**Work item**
Copy down all of the data underneath, exactly as shown.

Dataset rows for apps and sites
+-------+
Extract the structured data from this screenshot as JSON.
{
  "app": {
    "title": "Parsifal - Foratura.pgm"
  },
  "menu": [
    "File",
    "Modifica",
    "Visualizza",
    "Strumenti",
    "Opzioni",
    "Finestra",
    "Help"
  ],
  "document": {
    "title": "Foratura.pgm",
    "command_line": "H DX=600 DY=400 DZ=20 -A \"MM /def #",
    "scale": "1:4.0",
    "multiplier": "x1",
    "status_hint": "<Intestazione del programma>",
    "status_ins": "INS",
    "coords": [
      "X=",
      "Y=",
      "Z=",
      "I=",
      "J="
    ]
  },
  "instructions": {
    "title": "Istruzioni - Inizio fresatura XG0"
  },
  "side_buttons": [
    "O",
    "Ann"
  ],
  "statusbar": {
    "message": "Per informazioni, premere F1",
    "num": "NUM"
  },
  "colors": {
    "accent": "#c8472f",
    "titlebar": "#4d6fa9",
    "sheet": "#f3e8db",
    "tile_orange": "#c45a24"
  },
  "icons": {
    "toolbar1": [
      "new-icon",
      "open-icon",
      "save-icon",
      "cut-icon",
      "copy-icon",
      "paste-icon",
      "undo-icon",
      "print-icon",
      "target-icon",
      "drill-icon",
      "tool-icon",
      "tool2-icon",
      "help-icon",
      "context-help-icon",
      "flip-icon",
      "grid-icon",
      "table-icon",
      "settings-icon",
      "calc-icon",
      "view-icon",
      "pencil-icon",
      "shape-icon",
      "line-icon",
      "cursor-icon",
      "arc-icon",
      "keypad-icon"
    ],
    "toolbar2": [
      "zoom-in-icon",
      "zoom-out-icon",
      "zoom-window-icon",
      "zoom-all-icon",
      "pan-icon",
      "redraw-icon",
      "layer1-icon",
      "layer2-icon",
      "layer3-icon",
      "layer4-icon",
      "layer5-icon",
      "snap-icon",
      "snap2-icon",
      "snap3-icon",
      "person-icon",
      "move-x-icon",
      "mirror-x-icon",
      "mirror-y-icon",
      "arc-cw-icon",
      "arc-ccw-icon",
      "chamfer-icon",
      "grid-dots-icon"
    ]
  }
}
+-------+
**Reply to the task**
Extract the structured data from this screenshot as JSON.
{
  "app": {
    "title": "Parsifal - Foratura.pgm"
  },
  "menu": [
    "File",
    "Modifica",
    "Visualizza",
    "Strumenti",
    "Opzioni",
    "Finestra",
    "Help"
  ],
  "document": {
    "title": "Foratura.pgm",
    "command_line": "H DX=600 DY=400 DZ=20 -A \"MM /def #",
    "scale": "1:4.0",
    "multiplier": "x1",
    "status_hint": "<Intestazione del programma>",
    "status_ins": "INS",
    "coords": [
      "X=",
      "Y=",
      "Z=",
      "I=",
      "J="
    ]
  },
  "instructions": {
    "title": "Istruzioni - Inizio fresatura XG0"
  },
  "side_buttons": [
    "O",
    "Ann"
  ],
  "statusbar": {
    "message": "Per informazioni, premere F1",
    "num": "NUM"
  },
  "colors": {
    "accent": "#c8472f",
    "titlebar": "#4d6fa9",
    "sheet": "#f3e8db",
    "tile_orange": "#c45a24"
  },
  "icons": {
    "toolbar1": [
      "new-icon",
      "open-icon",
      "save-icon",
      "cut-icon",
      "copy-icon",
      "paste-icon",
      "undo-icon",
      "print-icon",
      "target-icon",
      "drill-icon",
      "tool-icon",
      "tool2-icon",
      "help-icon",
      "context-help-icon",
      "flip-icon",
      "grid-icon",
      "table-icon",
      "settings-icon",
      "calc-icon",
      "view-icon",
      "pencil-icon",
      "shape-icon",
      "line-icon",
      "cursor-icon",
      "arc-icon",
      "keypad-icon"
    ],
    "toolbar2": [
      "zoom-in-icon",
      "zoom-out-icon",
      "zoom-window-icon",
      "zoom-all-icon",
      "pan-icon",
      "redraw-icon",
      "layer1-icon",
      "layer2-icon",
      "layer3-icon",
      "layer4-icon",
      "layer5-icon",
      "snap-icon",
      "snap2-icon",
      "snap3-icon",
      "person-icon",
      "move-x-icon",
      "mirror-x-icon",
      "mirror-y-icon",
      "arc-cw-icon",
      "arc-ccw-icon",
      "chamfer-icon",
      "grid-dots-icon"
    ]
  }
}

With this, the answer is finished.